§ **WHAT NEEDS TO BE DONE**:
Please copy each line of the data that includes the string "MFコーナーパッチ大".

§ **SUPPLIED RECORDS**:
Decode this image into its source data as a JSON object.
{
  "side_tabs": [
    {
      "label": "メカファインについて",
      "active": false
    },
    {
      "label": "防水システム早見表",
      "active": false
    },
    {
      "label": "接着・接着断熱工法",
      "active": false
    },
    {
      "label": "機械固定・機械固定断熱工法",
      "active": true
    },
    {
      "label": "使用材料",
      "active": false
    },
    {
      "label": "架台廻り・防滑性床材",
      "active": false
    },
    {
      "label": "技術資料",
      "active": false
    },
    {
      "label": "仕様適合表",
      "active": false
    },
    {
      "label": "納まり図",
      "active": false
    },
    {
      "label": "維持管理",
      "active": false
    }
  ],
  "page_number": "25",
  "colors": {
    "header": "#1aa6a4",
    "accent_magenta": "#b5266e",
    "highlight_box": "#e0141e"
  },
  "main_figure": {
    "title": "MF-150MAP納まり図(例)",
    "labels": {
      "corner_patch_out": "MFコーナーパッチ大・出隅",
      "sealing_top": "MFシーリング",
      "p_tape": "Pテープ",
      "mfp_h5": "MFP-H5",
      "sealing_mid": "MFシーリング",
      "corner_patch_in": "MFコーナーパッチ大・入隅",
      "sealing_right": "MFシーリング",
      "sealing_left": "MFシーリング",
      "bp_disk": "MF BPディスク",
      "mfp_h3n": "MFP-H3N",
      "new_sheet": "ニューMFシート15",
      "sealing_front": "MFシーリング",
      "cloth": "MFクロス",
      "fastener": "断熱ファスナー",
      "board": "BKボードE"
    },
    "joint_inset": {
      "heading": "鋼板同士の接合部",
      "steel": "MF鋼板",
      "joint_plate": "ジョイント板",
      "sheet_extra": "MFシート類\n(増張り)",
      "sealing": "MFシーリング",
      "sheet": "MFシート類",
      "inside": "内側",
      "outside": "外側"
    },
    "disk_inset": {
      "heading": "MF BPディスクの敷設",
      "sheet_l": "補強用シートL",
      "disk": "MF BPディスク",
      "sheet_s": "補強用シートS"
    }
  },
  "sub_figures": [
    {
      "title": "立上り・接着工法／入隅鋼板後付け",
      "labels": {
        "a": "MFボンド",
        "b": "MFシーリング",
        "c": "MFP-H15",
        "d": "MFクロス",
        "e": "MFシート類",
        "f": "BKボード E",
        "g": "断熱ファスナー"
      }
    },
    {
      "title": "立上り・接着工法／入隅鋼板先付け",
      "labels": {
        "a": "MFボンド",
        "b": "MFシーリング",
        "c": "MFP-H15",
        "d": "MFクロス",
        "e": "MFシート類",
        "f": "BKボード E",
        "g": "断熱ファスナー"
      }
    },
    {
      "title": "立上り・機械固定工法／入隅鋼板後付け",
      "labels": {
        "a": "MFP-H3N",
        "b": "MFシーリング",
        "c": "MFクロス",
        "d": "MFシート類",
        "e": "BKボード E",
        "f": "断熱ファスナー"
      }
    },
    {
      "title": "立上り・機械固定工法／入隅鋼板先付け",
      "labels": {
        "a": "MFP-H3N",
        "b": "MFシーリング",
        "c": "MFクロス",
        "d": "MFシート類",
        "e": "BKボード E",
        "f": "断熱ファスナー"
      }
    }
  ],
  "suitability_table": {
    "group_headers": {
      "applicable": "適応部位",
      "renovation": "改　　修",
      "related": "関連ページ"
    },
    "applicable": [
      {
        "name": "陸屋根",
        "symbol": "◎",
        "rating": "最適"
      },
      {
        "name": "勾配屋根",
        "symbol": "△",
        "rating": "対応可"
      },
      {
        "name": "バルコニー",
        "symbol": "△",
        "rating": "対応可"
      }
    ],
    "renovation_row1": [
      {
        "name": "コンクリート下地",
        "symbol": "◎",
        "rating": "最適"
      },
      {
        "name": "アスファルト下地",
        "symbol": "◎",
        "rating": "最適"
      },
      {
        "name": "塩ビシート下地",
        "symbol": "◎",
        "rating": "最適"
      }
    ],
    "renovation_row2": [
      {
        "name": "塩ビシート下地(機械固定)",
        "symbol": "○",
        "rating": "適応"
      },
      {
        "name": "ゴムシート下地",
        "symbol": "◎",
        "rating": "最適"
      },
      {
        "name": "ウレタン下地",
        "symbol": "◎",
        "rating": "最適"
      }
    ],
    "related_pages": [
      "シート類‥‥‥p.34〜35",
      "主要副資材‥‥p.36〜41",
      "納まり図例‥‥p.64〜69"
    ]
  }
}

§ **YOUR RESPONSE**:
      "corner_patch_out": "MFコーナーパッチ大・出隅",
      "corner_patch_in": "MFコーナーパッチ大・入隅",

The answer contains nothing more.